Arthritis and Degenerative Conditions

A. Arthritis and degenerative conditions significantly impact back pain. Arthritis, characterized by joint inflammation, can affect the spine, causing pain, stiffness, and reduced mobility. Degenerative conditions, such as osteoarthritis, result from the wear and tear of joints over time, leading to cartilage breakdown and bone spurs. These conditions contribute to chronic back pain and can worsen with age. The progressive nature of arthritis and degenerative conditions requires proactive management to alleviate pain and improve quality of life.

B. Management strategies for arthritis and degenerative conditions encompass various approaches. Medication, such as nonsteroidal anti-inflammatory drugs (NSAIDs) and analgesics, help reduce pain and inflammation. Physical therapy plays a crucial role in strengthening muscles, improving flexibility, and enhancing overall function. Therapeutic exercises and manual techniques are tailored to the individual's specific needs. Lifestyle changes, including maintaining a healthy weight, can significantly reduce stress on the joints. Assistive devices, such as braces or splints, may provide support and relieve pressure on affected areas.

C. Maintaining a healthy weight and practicing joint-friendly exercises are paramount for managing arthritis and degenerative conditions. Excess weight places additional strain on the joints, exacerbating pain and accelerating degeneration. Incorporating low-impact exercises like swimming, cycling, or walking helps strengthen muscles without excessive joint stress. Range-of-motion exercises enhance flexibility, while resistance training improves joint stability. Engaging in regular physical activity promotes overall well-being, reduces pain, and improves joint function. Working closely with healthcare professionals ensures an individualized management plan tailored to the specific needs and severity of the condition.

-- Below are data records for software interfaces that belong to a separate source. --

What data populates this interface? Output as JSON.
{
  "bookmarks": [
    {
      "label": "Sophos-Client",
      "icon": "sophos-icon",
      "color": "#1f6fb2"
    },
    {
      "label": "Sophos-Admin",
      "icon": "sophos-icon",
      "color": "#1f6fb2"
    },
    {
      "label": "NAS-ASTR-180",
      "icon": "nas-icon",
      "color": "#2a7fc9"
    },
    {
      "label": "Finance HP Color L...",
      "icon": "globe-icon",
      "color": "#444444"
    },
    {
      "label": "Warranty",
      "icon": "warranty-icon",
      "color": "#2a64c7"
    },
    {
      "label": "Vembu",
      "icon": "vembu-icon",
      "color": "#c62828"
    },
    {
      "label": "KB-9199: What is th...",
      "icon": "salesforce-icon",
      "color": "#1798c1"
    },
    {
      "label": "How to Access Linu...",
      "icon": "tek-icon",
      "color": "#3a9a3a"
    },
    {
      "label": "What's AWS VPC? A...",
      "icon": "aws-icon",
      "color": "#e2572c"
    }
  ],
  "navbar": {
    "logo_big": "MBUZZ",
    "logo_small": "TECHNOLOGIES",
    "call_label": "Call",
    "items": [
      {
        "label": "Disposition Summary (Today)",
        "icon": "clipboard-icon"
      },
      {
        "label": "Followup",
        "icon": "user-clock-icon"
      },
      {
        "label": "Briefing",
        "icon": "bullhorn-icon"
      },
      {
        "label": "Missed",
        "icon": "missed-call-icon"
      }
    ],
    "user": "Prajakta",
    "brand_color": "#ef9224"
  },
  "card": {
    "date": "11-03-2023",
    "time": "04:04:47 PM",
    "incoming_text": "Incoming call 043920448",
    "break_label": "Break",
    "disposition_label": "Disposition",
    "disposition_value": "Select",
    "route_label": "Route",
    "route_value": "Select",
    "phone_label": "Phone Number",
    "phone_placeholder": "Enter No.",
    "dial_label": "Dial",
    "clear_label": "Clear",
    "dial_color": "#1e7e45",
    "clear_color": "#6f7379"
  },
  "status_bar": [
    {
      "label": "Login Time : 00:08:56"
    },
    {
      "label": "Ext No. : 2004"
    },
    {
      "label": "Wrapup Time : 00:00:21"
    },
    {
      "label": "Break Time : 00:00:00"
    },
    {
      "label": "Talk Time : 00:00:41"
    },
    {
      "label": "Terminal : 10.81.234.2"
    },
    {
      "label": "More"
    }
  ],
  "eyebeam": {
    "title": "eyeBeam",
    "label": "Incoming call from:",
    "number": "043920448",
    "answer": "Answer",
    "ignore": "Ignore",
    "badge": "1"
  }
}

Stress and Emotional Factors

A. Stress is intricately linked to back pain, as psychological and emotional factors can manifest physically in the body. When under stress, muscles tend to tense up and become more susceptible to strains and spasms, leading to back pain. Moreover, stress can amplify the perception of pain, making it feel more intense. Understanding the connection between stress and back pain is crucial for effective management and treatment.

B. Coping mechanisms play a vital role in managing stress and improving emotional well-being, which can indirectly alleviate back pain. Adopting stress management techniques, such as deep breathing exercises, mindfulness, and relaxation techniques, helps reduce stress levels and promotes relaxation. Engaging in regular physical activity, pursuing hobbies, and maintaining a healthy work-life balance are effective ways to mitigate stress. Additionally, seeking support from friends, family, or a therapist can provide an outlet for expressing emotions and gaining valuable insights into stress management.

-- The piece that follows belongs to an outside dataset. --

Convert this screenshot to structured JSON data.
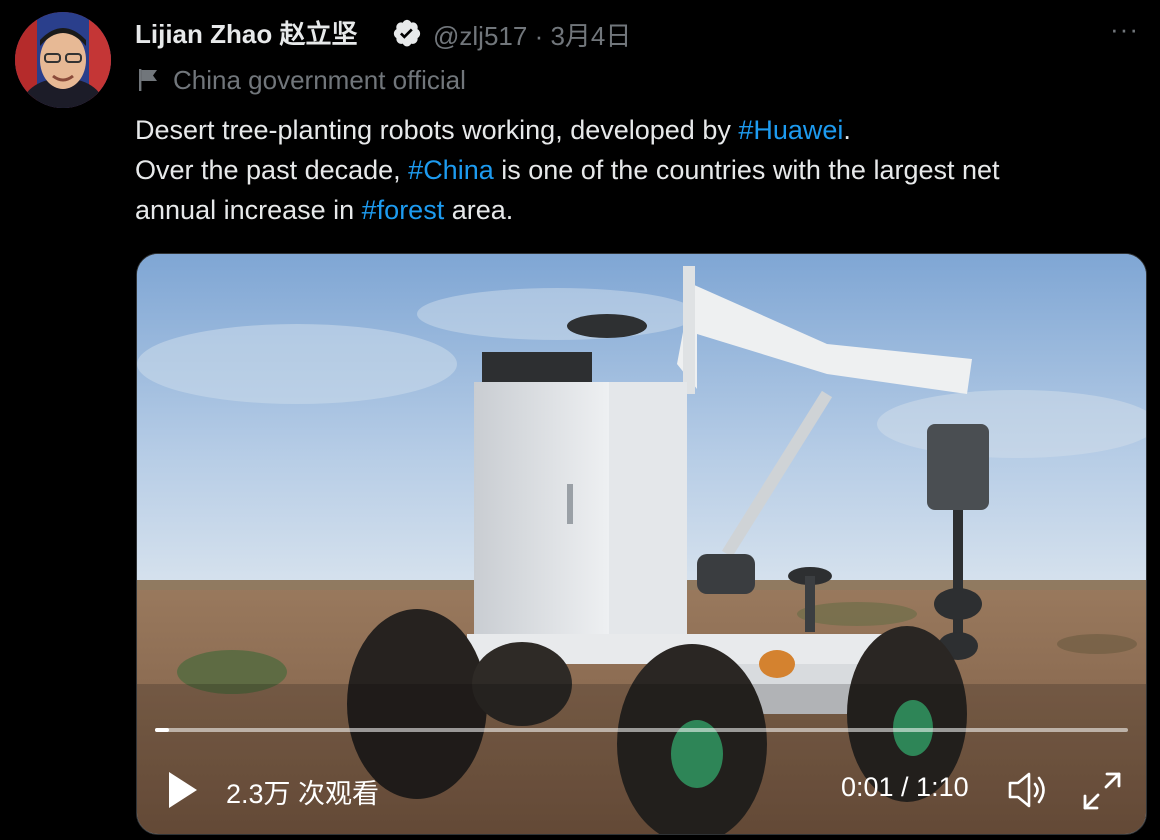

C. Mind-body practices, such as yoga and meditation, offer holistic approaches to relieve stress and alleviate back pain. Yoga combines physical postures, breathing exercises, and meditation, promoting relaxation and flexibility. It strengthens the core muscles, improves posture, and reduces muscle tension. Meditation, on the other hand, cultivates mindfulness and promotes mental clarity, reducing stress and its impact on the body. These mind-body practices enhance self-awareness, promote emotional well-being, and can significantly contribute to alleviating both stress and back pain.